_Available records_

::::::::

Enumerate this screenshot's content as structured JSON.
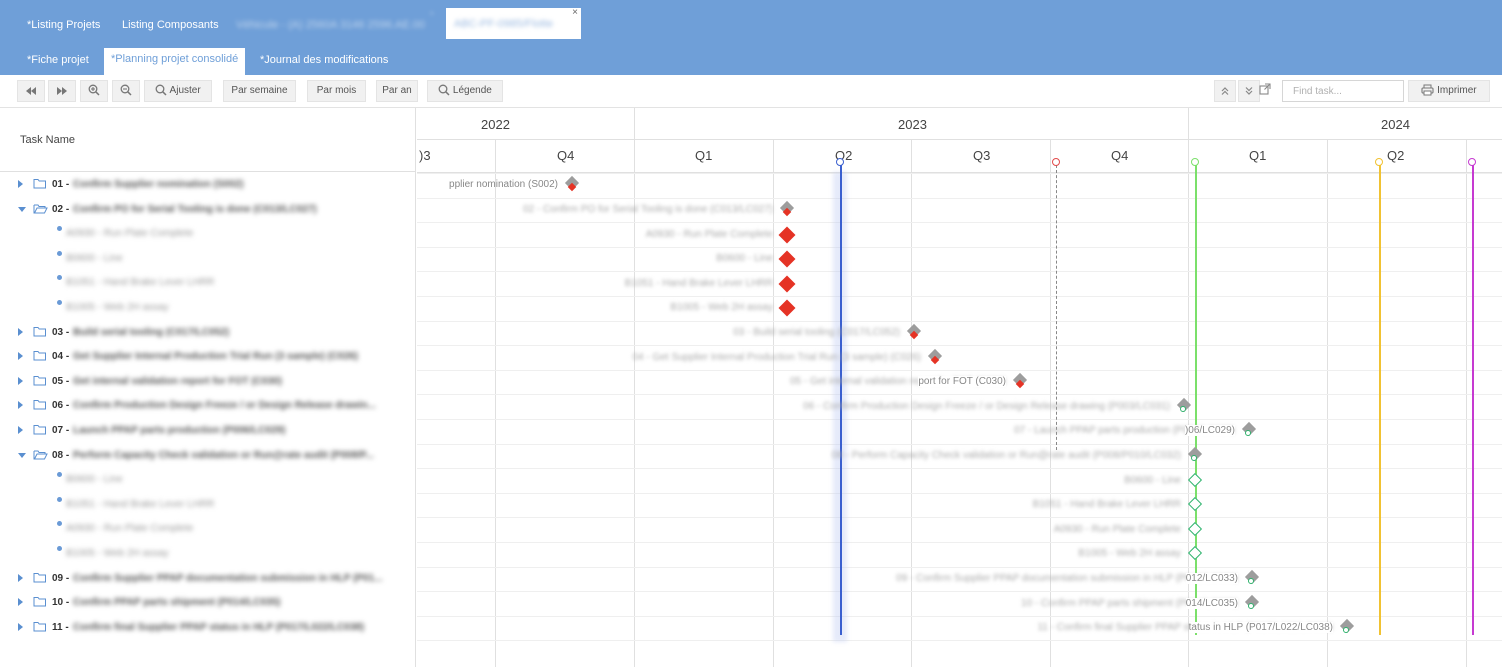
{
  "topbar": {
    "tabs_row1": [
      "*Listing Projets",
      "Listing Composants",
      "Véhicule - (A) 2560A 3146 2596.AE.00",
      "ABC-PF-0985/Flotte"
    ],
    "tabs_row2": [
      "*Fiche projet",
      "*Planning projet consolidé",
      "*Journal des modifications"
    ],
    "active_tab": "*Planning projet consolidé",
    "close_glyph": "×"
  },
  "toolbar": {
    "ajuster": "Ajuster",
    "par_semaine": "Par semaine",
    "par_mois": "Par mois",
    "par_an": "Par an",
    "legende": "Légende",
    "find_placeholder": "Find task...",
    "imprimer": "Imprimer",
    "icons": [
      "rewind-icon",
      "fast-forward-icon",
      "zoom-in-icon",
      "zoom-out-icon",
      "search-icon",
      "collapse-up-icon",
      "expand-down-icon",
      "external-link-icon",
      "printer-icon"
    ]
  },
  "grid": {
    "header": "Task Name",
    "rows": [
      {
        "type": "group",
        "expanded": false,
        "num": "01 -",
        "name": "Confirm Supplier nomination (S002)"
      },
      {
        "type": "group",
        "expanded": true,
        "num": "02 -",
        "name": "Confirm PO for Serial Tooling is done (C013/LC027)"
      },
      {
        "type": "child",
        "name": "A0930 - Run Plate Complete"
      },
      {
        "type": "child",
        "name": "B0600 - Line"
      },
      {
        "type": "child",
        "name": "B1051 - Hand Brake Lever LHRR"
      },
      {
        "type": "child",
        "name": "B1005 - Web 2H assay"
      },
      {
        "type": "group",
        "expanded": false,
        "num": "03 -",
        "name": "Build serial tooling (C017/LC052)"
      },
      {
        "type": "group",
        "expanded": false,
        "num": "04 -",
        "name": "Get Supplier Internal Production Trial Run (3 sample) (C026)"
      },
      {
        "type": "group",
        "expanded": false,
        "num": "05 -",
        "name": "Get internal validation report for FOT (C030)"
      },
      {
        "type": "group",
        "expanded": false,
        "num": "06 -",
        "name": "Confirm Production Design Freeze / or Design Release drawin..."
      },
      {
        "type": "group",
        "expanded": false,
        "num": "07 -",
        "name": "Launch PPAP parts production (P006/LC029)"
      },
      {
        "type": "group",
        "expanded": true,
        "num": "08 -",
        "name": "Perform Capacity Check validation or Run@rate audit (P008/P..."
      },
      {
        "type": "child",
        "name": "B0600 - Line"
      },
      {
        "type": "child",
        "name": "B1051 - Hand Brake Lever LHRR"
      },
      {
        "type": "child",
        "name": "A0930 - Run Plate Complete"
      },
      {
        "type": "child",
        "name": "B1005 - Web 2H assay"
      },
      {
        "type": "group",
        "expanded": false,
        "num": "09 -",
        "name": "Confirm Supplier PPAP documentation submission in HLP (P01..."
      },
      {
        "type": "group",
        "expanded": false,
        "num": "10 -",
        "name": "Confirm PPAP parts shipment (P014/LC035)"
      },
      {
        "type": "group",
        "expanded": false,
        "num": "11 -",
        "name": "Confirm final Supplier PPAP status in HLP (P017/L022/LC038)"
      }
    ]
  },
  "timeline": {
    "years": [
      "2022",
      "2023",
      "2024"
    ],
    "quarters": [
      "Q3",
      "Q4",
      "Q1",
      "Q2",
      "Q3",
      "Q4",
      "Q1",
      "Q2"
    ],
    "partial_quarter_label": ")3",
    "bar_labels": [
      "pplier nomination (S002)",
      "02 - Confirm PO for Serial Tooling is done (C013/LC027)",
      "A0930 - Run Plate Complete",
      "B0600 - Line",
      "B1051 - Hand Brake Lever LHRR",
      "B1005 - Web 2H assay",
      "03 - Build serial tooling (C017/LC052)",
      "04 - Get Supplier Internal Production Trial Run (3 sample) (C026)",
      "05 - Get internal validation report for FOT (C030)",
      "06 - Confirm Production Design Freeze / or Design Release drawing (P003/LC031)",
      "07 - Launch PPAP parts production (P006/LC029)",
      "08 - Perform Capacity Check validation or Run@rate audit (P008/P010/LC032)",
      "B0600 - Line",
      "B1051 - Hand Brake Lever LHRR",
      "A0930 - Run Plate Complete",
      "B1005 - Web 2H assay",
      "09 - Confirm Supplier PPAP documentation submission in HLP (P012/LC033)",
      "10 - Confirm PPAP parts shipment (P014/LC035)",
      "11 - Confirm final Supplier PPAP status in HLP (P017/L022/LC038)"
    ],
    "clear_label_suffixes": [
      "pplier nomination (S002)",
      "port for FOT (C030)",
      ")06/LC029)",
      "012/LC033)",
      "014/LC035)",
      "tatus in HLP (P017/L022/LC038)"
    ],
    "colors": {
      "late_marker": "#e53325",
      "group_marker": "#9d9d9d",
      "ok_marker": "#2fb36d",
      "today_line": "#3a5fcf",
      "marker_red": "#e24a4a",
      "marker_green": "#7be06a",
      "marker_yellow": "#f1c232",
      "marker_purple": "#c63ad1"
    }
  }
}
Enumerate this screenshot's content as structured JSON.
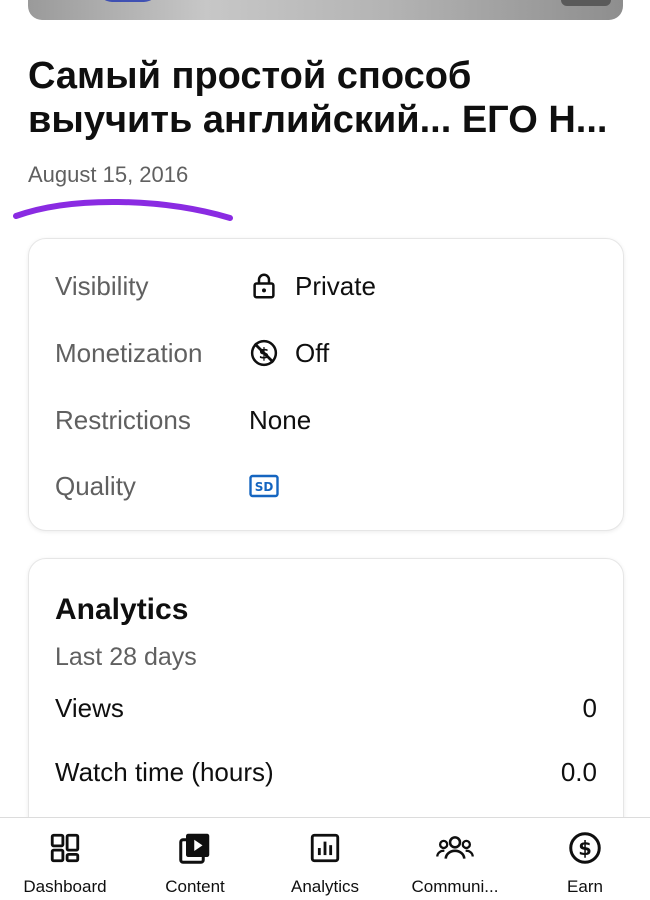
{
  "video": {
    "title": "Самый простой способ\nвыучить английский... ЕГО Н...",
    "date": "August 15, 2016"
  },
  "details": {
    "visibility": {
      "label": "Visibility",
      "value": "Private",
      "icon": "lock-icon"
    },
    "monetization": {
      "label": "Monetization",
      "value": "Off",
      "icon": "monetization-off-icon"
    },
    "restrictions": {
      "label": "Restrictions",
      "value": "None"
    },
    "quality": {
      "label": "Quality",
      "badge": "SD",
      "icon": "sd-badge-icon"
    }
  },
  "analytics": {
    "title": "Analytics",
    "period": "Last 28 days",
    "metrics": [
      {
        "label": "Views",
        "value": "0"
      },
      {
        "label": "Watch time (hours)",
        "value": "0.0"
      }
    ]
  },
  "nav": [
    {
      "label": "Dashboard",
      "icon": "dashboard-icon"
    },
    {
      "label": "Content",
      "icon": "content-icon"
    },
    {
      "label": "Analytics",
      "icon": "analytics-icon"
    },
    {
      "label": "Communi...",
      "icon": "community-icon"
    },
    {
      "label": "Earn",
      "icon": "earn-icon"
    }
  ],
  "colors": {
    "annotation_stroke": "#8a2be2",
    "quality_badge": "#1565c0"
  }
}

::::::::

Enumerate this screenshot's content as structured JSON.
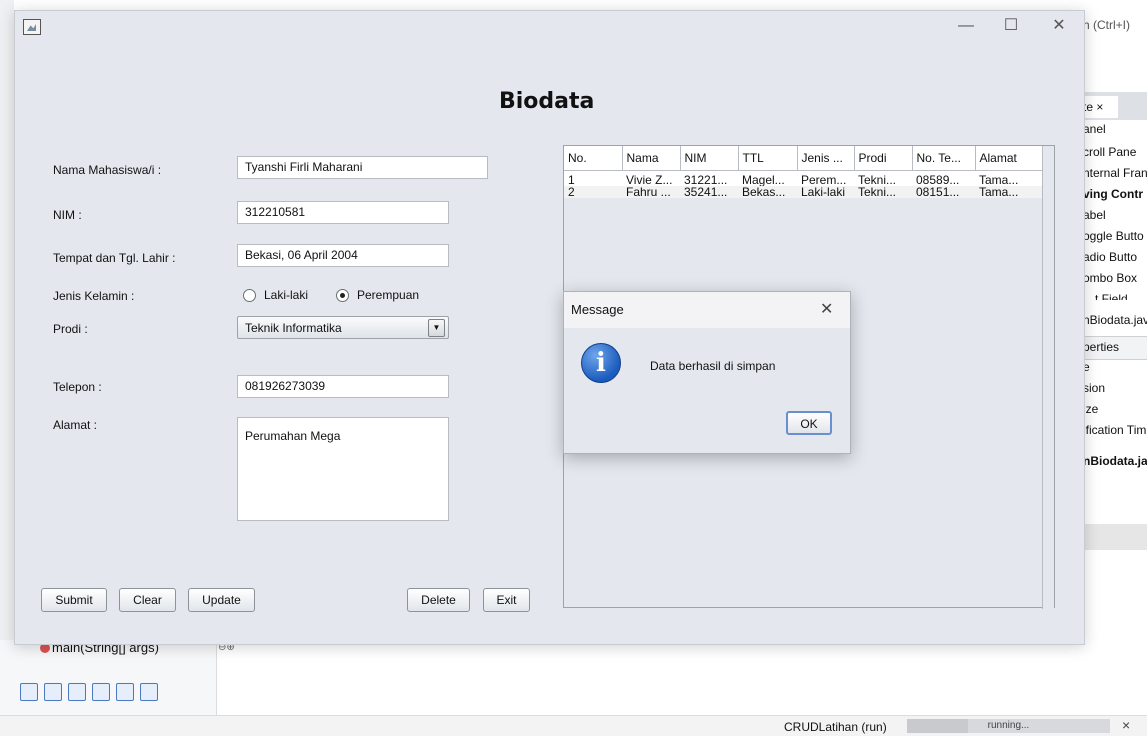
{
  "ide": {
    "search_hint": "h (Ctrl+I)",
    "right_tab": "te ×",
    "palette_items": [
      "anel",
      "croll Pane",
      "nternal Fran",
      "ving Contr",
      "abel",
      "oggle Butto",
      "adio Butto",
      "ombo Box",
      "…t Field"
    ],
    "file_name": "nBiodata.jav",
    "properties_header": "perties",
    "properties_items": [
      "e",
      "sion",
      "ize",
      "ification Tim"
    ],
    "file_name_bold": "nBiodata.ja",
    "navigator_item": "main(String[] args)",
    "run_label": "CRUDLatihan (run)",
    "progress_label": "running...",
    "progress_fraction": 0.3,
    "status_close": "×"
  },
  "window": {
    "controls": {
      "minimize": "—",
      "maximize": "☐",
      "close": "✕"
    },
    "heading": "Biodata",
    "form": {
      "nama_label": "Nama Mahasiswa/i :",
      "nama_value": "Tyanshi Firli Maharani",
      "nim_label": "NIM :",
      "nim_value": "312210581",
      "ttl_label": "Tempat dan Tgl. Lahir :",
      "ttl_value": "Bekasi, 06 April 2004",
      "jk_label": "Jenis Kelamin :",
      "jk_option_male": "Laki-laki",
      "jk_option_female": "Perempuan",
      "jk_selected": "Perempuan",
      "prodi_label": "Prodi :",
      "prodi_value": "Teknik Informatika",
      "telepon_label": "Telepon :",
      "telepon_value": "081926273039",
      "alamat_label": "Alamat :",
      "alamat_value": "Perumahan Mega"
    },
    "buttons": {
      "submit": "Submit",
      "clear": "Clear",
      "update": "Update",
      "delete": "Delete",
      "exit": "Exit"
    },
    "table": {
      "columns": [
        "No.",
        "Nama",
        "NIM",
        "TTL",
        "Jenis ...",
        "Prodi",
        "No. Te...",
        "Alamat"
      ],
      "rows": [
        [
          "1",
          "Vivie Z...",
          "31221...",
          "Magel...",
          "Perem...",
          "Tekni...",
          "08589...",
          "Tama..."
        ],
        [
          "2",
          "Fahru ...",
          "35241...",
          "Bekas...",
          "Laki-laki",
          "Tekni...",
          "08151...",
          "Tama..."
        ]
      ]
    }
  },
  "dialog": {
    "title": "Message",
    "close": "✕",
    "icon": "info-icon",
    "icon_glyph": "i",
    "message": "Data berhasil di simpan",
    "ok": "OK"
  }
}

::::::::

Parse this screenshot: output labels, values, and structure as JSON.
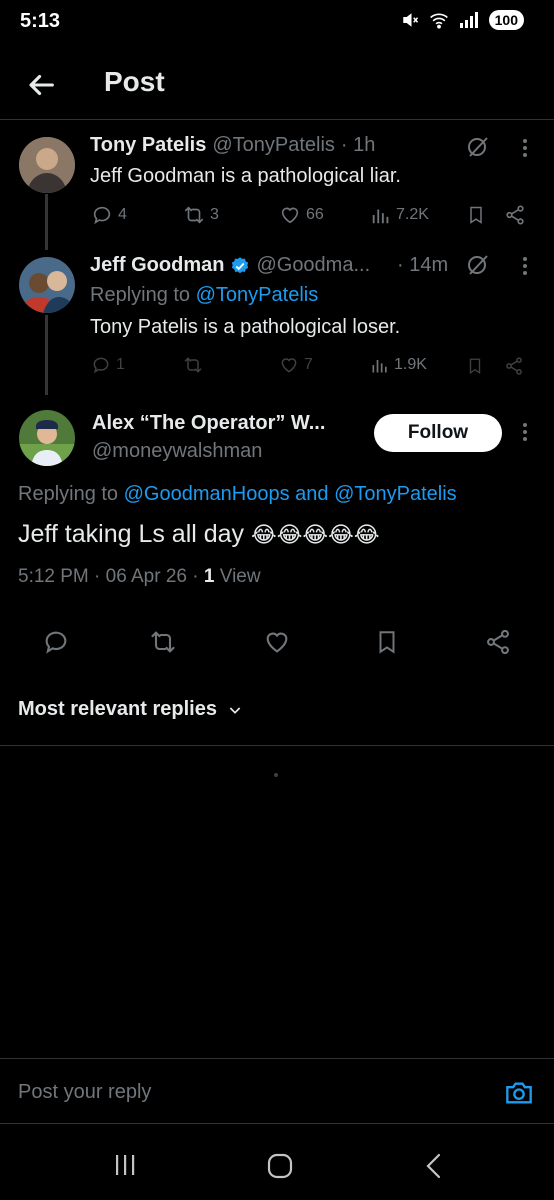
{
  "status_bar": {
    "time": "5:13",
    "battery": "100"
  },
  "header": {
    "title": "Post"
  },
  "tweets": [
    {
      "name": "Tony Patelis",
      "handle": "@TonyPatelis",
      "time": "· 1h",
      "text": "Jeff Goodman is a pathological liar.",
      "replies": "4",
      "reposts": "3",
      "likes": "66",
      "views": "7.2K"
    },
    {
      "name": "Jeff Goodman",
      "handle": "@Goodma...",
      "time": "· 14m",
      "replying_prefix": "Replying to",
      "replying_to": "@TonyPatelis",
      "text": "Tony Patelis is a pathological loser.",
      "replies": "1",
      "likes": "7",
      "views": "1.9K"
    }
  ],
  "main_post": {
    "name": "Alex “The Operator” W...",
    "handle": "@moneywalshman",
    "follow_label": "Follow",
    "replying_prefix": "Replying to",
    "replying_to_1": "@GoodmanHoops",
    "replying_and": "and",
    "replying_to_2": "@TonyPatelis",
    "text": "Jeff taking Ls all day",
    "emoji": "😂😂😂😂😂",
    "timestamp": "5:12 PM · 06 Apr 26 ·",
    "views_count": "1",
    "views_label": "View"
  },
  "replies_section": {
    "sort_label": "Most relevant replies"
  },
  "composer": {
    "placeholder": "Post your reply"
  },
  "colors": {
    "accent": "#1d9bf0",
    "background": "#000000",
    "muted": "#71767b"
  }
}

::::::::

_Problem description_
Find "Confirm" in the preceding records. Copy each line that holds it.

_Result for this exercise_
        "name": "Confirm Supplier nomination (S002)"
        "name": "Confirm PO for Serial Tooling is done (C013/LC027)"
        "name": "Confirm Production Design Freeze / or Design Release drawin..."
        "name": "Confirm Supplier PPAP documentation submission in HLP (P01..."
        "name": "Confirm PPAP parts shipment (P014/LC035)"
        "name": "Confirm final Supplier PPAP status in HLP (P017/L022/LC038)"
      "02 - Confirm PO for Serial Tooling is done (C013/LC027)",
      "06 - Confirm Production Design Freeze / or Design Release drawing (P003/LC031)",
      "09 - Confirm Supplier PPAP documentation submission in HLP (P012/LC033)",
      "10 - Confirm PPAP parts shipment (P014/LC035)",
      "11 - Confirm final Supplier PPAP status in HLP (P017/L022/LC038)"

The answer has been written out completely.